An example is Austrian energy company Verbund, which is building the first new hydro-electric power station in Albania in 30 years, together with its Austrian partner EVN. Verbund and EVN have signed a 30-year contract with KESH to build the 48 MW Ashta power station on the river Dina, requiring an
|Transmission and distribution are now no longer the responsibility of the state.|
Some people wonder whether this investment in expensive green energy is economically efficient for an impoverished country like Albania. KESH will pay €80 per MWh on average for the electricity it will buy from the Verbund. Tugu believes that the costs can be recovered by the income from electricity exports. ‘Our plan is to obtain maximum benefits from the hydro-electric power stations in the coming years. Once we produce sufficient electricity, we can export during peak hours.’ Albania has plans to build new transmission lines to Greece, Kosovo and Montenegro.
In addition to the Verbund venture, there are other initiatives. A consortium including EVN and Norwegian Statkraft, has started the construction of three hydro-electric power stations with a total capacity of 320 MW. The project is expected to take 8 years and estimated to cost €1 bn.
The Albanian government is also planning two large projects, both in seaports: a 100 MW oil-fired power station in Vlore (to be completed in 2010) and an 800 MW coal-fired power station in Durres. Oil and coal must be imported for both power stations. Prime Minister Sali Berisha has said the north of the country is an excellent location for the construction of a nuclear power station.
The Fierza hydro power station in Albania
But Simaku says it is justified to view the investment climate in Albania critically. He says the government is not too particular when it comes to upholding the law and foreign companies are given a clear field to abuse Albania’s natural resources. ‘I am all for diversifying energy production but decisions are being made that are neither backed by any feasibility study nor by any laws protecting the environment or the local population. These decisions go against expert advice.’
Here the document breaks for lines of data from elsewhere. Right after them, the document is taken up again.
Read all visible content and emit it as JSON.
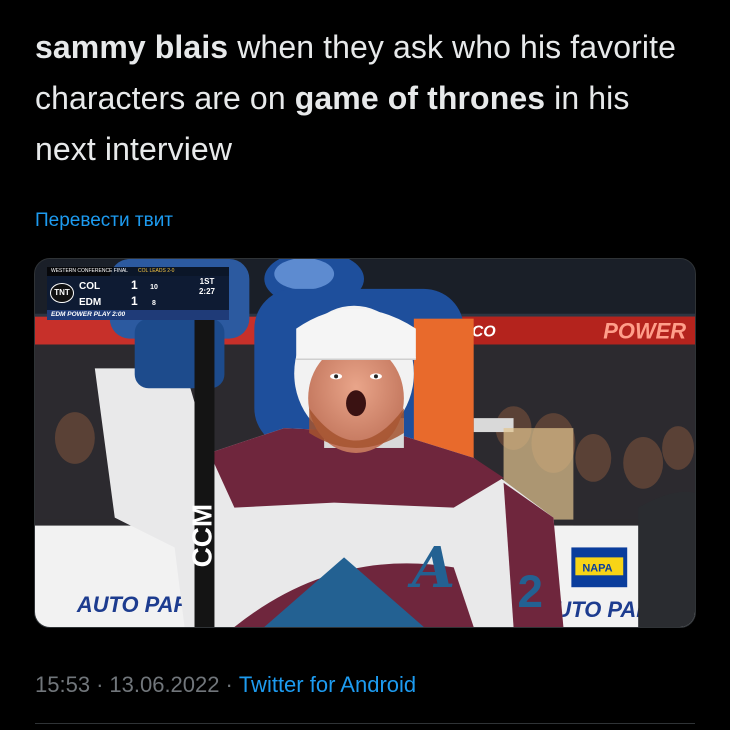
{
  "tweet": {
    "text_parts": [
      {
        "text": "sammy blais",
        "bold": true
      },
      {
        "text": " when they ask who his favorite characters are on ",
        "bold": false
      },
      {
        "text": "game of thrones",
        "bold": true
      },
      {
        "text": " in his next interview",
        "bold": false
      }
    ],
    "translate_label": "Перевести твит"
  },
  "media": {
    "scorebug": {
      "header": "WESTERN CONFERENCE FINAL",
      "series_status": "COL LEADS 2-0",
      "network": "TNT",
      "home": {
        "team": "COL",
        "score": "1",
        "sog": "10"
      },
      "away": {
        "team": "EDM",
        "score": "1",
        "sog": "8"
      },
      "sog_label": "SOG",
      "period": "1ST",
      "clock": "2:27",
      "power_play": "EDM POWER PLAY 2:00"
    },
    "signage": {
      "atco": "ATCO",
      "power": "POWER",
      "auto_parts_left": "AUTO PAR",
      "auto_parts_right": "UTO PAR",
      "napa": "NAPA",
      "stick_brand": "CCM",
      "jersey_letter": "A",
      "jersey_number": "2"
    },
    "colors": {
      "burgundy": "#6f263d",
      "avs_blue": "#236192",
      "oilers_orange": "#ff4c00",
      "oilers_blue": "#041e42"
    }
  },
  "meta": {
    "time": "15:53",
    "date": "13.06.2022",
    "separator": "·",
    "source": "Twitter for Android"
  },
  "accent": "#1d9bf0"
}
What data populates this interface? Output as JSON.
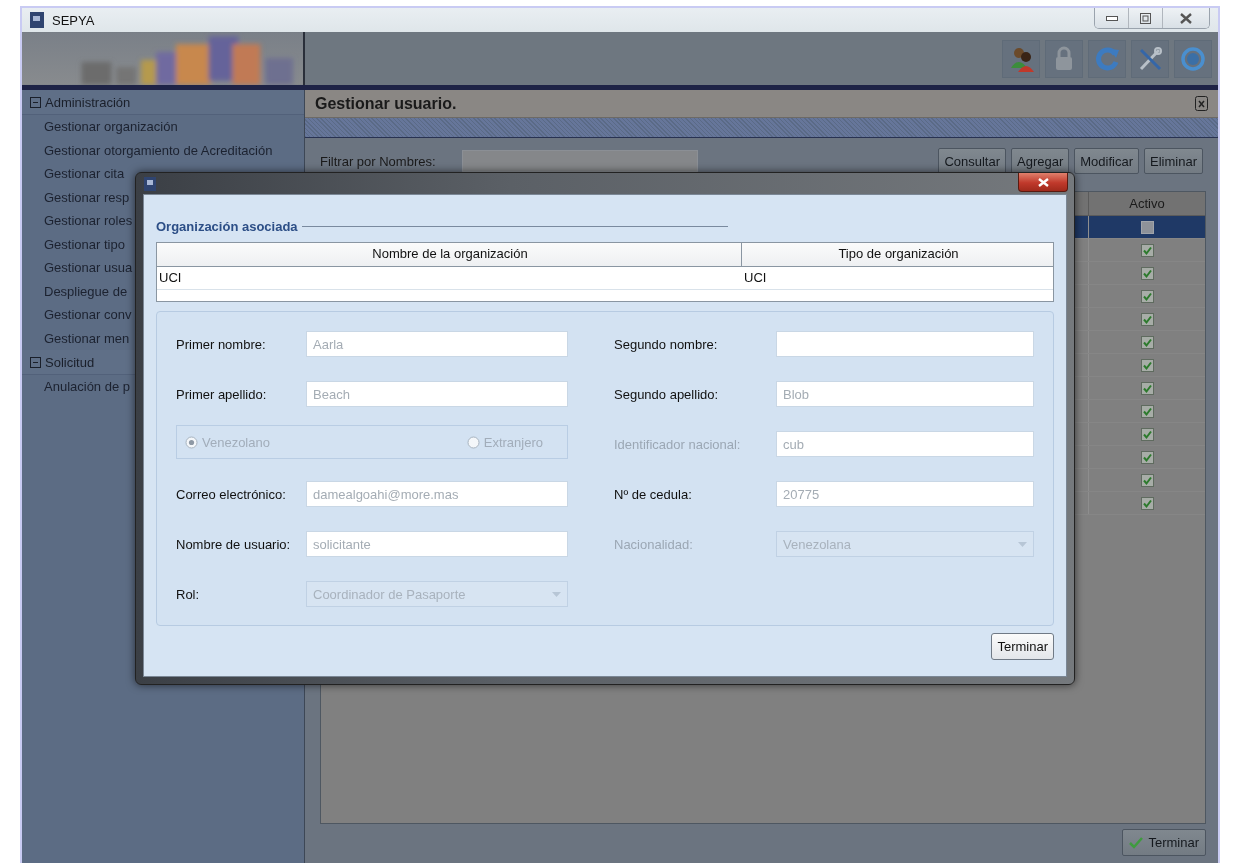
{
  "window": {
    "title": "SEPYA"
  },
  "sidebar": {
    "sections": [
      {
        "label": "Administración",
        "expanded": true,
        "items": [
          "Gestionar organización",
          "Gestionar otorgamiento de Acreditación",
          "Gestionar cita",
          "Gestionar resp",
          "Gestionar roles",
          "Gestionar tipo",
          "Gestionar usua",
          "Despliegue de",
          "Gestionar conv",
          "Gestionar men"
        ]
      },
      {
        "label": "Solicitud",
        "expanded": true,
        "items": [
          "Anulación de p"
        ]
      }
    ]
  },
  "main": {
    "title": "Gestionar usuario.",
    "filter": {
      "label": "Filtrar por Nombres:"
    },
    "buttons": [
      "Consultar",
      "Agregar",
      "Modificar",
      "Eliminar"
    ],
    "table": {
      "columns": [
        "Activo"
      ],
      "rows": [
        {
          "activo": false,
          "selected": true
        },
        {
          "activo": true,
          "selected": false
        },
        {
          "activo": true,
          "selected": false
        },
        {
          "activo": true,
          "selected": false
        },
        {
          "activo": true,
          "selected": false
        },
        {
          "activo": true,
          "selected": false
        },
        {
          "activo": true,
          "selected": false
        },
        {
          "activo": true,
          "selected": false
        },
        {
          "activo": true,
          "selected": false
        },
        {
          "activo": true,
          "selected": false
        },
        {
          "activo": true,
          "selected": false
        },
        {
          "activo": true,
          "selected": false
        },
        {
          "activo": true,
          "selected": false
        }
      ]
    },
    "finish_button": "Terminar"
  },
  "dialog": {
    "group_title": "Organización asociada",
    "org_table": {
      "columns": [
        "Nombre de la organización",
        "Tipo de organización"
      ],
      "rows": [
        [
          "UCI",
          "UCI"
        ]
      ]
    },
    "fields": [
      {
        "kind": "text",
        "label": "Primer nombre:",
        "value": "Aarla",
        "disabled": false
      },
      {
        "kind": "text",
        "label": "Segundo nombre:",
        "disabled": false
      },
      {
        "kind": "text",
        "label": "Primer apellido:",
        "value": "Beach",
        "disabled": false
      },
      {
        "kind": "text",
        "label": "Segundo apellido:",
        "value": "Blob",
        "disabled": false
      },
      {
        "kind": "radio",
        "disabled": true,
        "options": [
          {
            "label": "Venezolano",
            "selected": true
          },
          {
            "label": "Extranjero",
            "selected": false
          }
        ]
      },
      {
        "kind": "text",
        "label": "Identificador nacional:",
        "value": "cub",
        "disabled": true
      },
      {
        "kind": "text",
        "label": "Correo electrónico:",
        "value": "damealgoahi@more.mas",
        "disabled": false
      },
      {
        "kind": "text",
        "label": "Nº de cedula:",
        "value": "20775",
        "disabled": false
      },
      {
        "kind": "text",
        "label": "Nombre de usuario:",
        "value": "solicitante",
        "disabled": false
      },
      {
        "kind": "combo",
        "label": "Nacionalidad:",
        "value": "Venezolana",
        "disabled": true
      },
      {
        "kind": "combo",
        "label": "Rol:",
        "value": "Coordinador de Pasaporte",
        "disabled": false
      }
    ],
    "finish_button": "Terminar"
  }
}
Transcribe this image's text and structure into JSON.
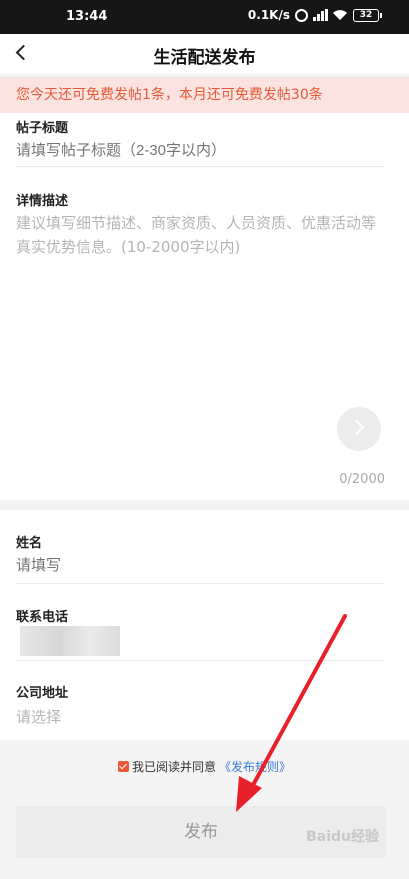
{
  "status": {
    "time": "13:44",
    "speed": "0.1K/s",
    "battery": "32"
  },
  "header": {
    "title": "生活配送发布"
  },
  "notice": "您今天还可免费发帖1条，本月还可免费发帖30条",
  "form": {
    "post_title": {
      "label": "帖子标题",
      "placeholder": "请填写帖子标题（2-30字以内）"
    },
    "description": {
      "label": "详情描述",
      "placeholder": "建议填写细节描述、商家资质、人员资质、优惠活动等真实优势信息。(10-2000字以内)",
      "counter": "0/2000"
    },
    "name": {
      "label": "姓名",
      "placeholder": "请填写"
    },
    "phone": {
      "label": "联系电话"
    },
    "address": {
      "label": "公司地址",
      "placeholder": "请选择"
    }
  },
  "agreement": {
    "text": "我已阅读并同意",
    "link": "《发布规则》",
    "checked": true
  },
  "publish_label": "发布",
  "watermark": "Baidu经验",
  "colors": {
    "accent": "#e9583a",
    "notice_bg": "#fbe4df",
    "link": "#3a7bd5",
    "arrow": "#e8202a"
  }
}
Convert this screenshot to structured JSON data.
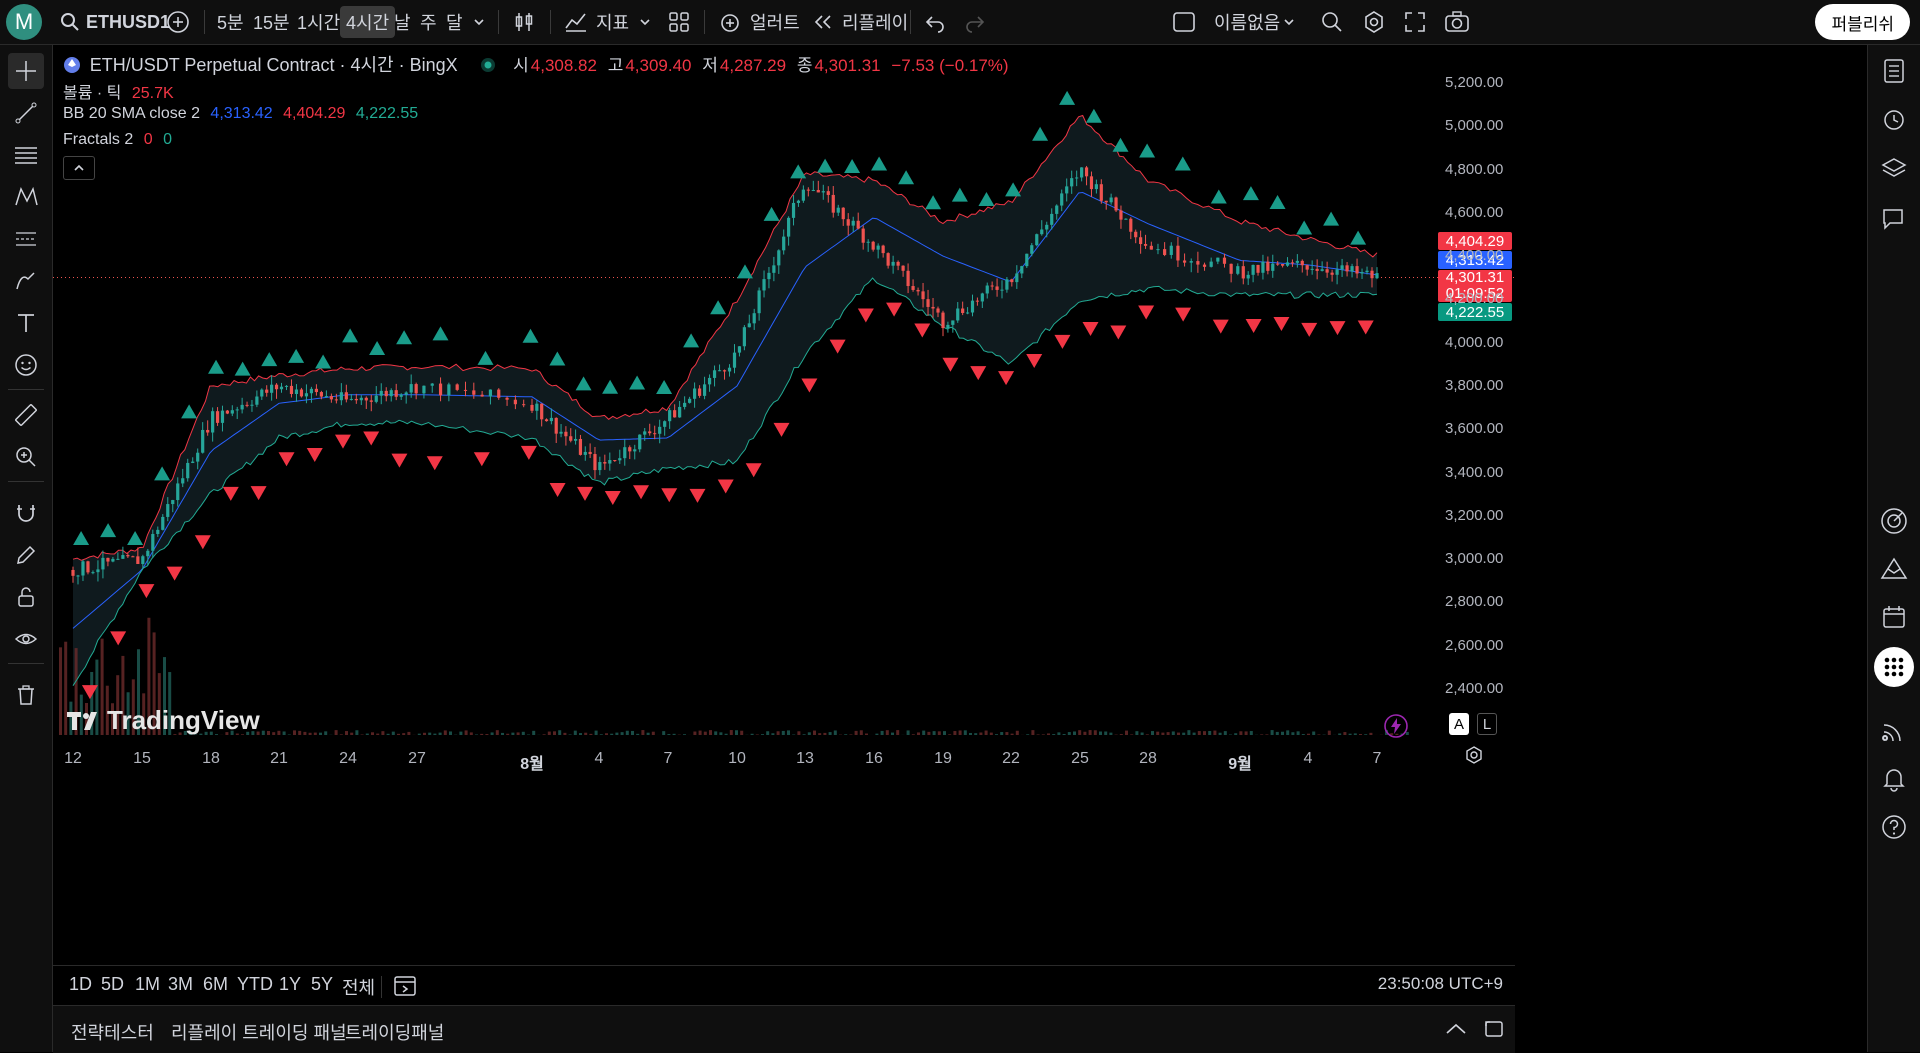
{
  "topbar": {
    "avatar_letter": "M",
    "symbol": "ETHUSD1",
    "timeframes": [
      "5분",
      "15분",
      "1시간",
      "4시간",
      "날",
      "주",
      "달"
    ],
    "active_timeframe": "4시간",
    "indicators_label": "지표",
    "alerts_label": "얼러트",
    "replay_label": "리플레이",
    "layout_name": "이름없음",
    "publish_label": "퍼블리쉬"
  },
  "legend": {
    "title": "ETH/USDT Perpetual Contract · 4시간 · BingX",
    "ohlc": {
      "o_label": "시",
      "o": "4,308.82",
      "h_label": "고",
      "h": "4,309.40",
      "l_label": "저",
      "l": "4,287.29",
      "c_label": "종",
      "c": "4,301.31",
      "change": "−7.53 (−0.17%)"
    },
    "volume_label": "볼륨 · 틱",
    "volume_value": "25.7K",
    "bb_label": "BB 20 SMA close 2",
    "bb_basis": "4,313.42",
    "bb_upper": "4,404.29",
    "bb_lower": "4,222.55",
    "fractals_label": "Fractals 2",
    "fractals_up": "0",
    "fractals_down": "0"
  },
  "price_tags": {
    "upper": "4,404.29",
    "basis": "4,313.42",
    "last": "4,301.31",
    "countdown": "01:09:52",
    "lower": "4,222.55"
  },
  "y_axis_labels": [
    "5,200.00",
    "5,000.00",
    "4,800.00",
    "4,600.00",
    "4,400.00",
    "4,200.00",
    "4,000.00",
    "3,800.00",
    "3,600.00",
    "3,400.00",
    "3,200.00",
    "3,000.00",
    "2,800.00",
    "2,600.00",
    "2,400.00"
  ],
  "x_axis_labels": [
    "12",
    "15",
    "18",
    "21",
    "24",
    "27",
    "8월",
    "4",
    "7",
    "10",
    "13",
    "16",
    "19",
    "22",
    "25",
    "28",
    "9월",
    "4",
    "7"
  ],
  "scale_buttons": [
    "A",
    "L"
  ],
  "branding": "TradingView",
  "range_bar": {
    "ranges": [
      "1D",
      "5D",
      "1M",
      "3M",
      "6M",
      "YTD",
      "1Y",
      "5Y",
      "전체"
    ],
    "clock": "23:50:08 UTC+9"
  },
  "bottom_panel": {
    "tabs": [
      "전략테스터",
      "리플레이 트레이딩 패널",
      "트레이딩패널"
    ]
  },
  "colors": {
    "up": "#26a69a",
    "down": "#ef5350",
    "bb_upper": "#f23645",
    "bb_basis": "#2962ff",
    "bb_lower": "#22ab94",
    "fractal_up": "#1a9c8a",
    "fractal_down": "#f23645"
  },
  "chart_data": {
    "type": "candlestick",
    "symbol": "ETH/USDT Perpetual Contract",
    "interval": "4시간",
    "exchange": "BingX",
    "ylim": [
      2300,
      5300
    ],
    "grid": false,
    "close_path": [
      [
        "12",
        2950
      ],
      [
        "15",
        3000
      ],
      [
        "18",
        3650
      ],
      [
        "21",
        3800
      ],
      [
        "24",
        3730
      ],
      [
        "27",
        3800
      ],
      [
        "8월",
        3720
      ],
      [
        "4",
        3420
      ],
      [
        "7",
        3650
      ],
      [
        "10",
        3950
      ],
      [
        "13",
        4750
      ],
      [
        "16",
        4450
      ],
      [
        "19",
        4100
      ],
      [
        "22",
        4300
      ],
      [
        "25",
        4800
      ],
      [
        "28",
        4450
      ],
      [
        "9월",
        4330
      ],
      [
        "4",
        4360
      ],
      [
        "7",
        4301.31
      ]
    ],
    "bollinger": {
      "upper": [
        [
          "12",
          3000
        ],
        [
          "15",
          3050
        ],
        [
          "18",
          3800
        ],
        [
          "21",
          3850
        ],
        [
          "24",
          3880
        ],
        [
          "27",
          3890
        ],
        [
          "8월",
          3880
        ],
        [
          "4",
          3650
        ],
        [
          "7",
          3700
        ],
        [
          "10",
          4200
        ],
        [
          "13",
          4780
        ],
        [
          "16",
          4750
        ],
        [
          "19",
          4560
        ],
        [
          "22",
          4650
        ],
        [
          "25",
          5050
        ],
        [
          "28",
          4750
        ],
        [
          "9월",
          4560
        ],
        [
          "4",
          4480
        ],
        [
          "7",
          4404.29
        ]
      ],
      "basis": [
        [
          "12",
          2680
        ],
        [
          "15",
          2950
        ],
        [
          "18",
          3500
        ],
        [
          "21",
          3720
        ],
        [
          "24",
          3760
        ],
        [
          "27",
          3760
        ],
        [
          "8월",
          3750
        ],
        [
          "4",
          3550
        ],
        [
          "7",
          3560
        ],
        [
          "10",
          3800
        ],
        [
          "13",
          4350
        ],
        [
          "16",
          4580
        ],
        [
          "19",
          4400
        ],
        [
          "22",
          4280
        ],
        [
          "25",
          4700
        ],
        [
          "28",
          4550
        ],
        [
          "9월",
          4380
        ],
        [
          "4",
          4360
        ],
        [
          "7",
          4313.42
        ]
      ],
      "lower": [
        [
          "12",
          2420
        ],
        [
          "15",
          2950
        ],
        [
          "18",
          3300
        ],
        [
          "21",
          3560
        ],
        [
          "24",
          3630
        ],
        [
          "27",
          3630
        ],
        [
          "8월",
          3560
        ],
        [
          "4",
          3350
        ],
        [
          "7",
          3420
        ],
        [
          "10",
          3450
        ],
        [
          "13",
          3950
        ],
        [
          "16",
          4300
        ],
        [
          "19",
          4080
        ],
        [
          "22",
          3900
        ],
        [
          "25",
          4200
        ],
        [
          "28",
          4250
        ],
        [
          "9월",
          4220
        ],
        [
          "4",
          4220
        ],
        [
          "7",
          4222.55
        ]
      ]
    },
    "fractal_up_count": 46,
    "fractal_down_count": 44,
    "last_price": 4301.31
  }
}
Environmental specialist Xhemal Mato of Eco-movement in Tirana is critical of the two seaport projects. Both towns are densely populated and are tourist attractions with attractive beaches and surrounded by nature preserves. The government is not being truthful about the consequences of waste and emissions, says Mato. Referring to the project in Durres, to be built by Italian company Enel, he says: ‘An independent and internationally financed environmental study has enabled us to prove that the government has lied about costs and the CO2 emissions. These are much higher than the authorities maintain.’ The project has been stopped for the moment, partly as a result of the study.
Near Vlore, in the protected Karaburun park, the government has given permission to Enpower Albania, a subsidiary of the Italian Moncada Energy Group, to build a 500 MW wind park. Critics say it is not clear how this project was approved. The wind park will mainly produce electricity for Italy. Planned new transmission lines under the Adriatic Sea are to link the Albanese and Italian networks. Critics are afraid that both nature and tourism will suffer from this project.
‘Investors are allowed to do as they please because we need the money’, says Matto, who is pleading for stricter controls. ‘This just proves once again that we have not reached the EU level.’
And there may be other problems on the horizon for the Albanian electricity consumer. ‘Last year’s rain and elections guaranteed our electricity supply’, says Simaku. ‘Now the money has run out and we may have to wait for new production capacity to come onstream.’
To read Anke Truijen’s earlier report in European Energy Review of November 2007 on the then-raging Albanian power crisis, click here.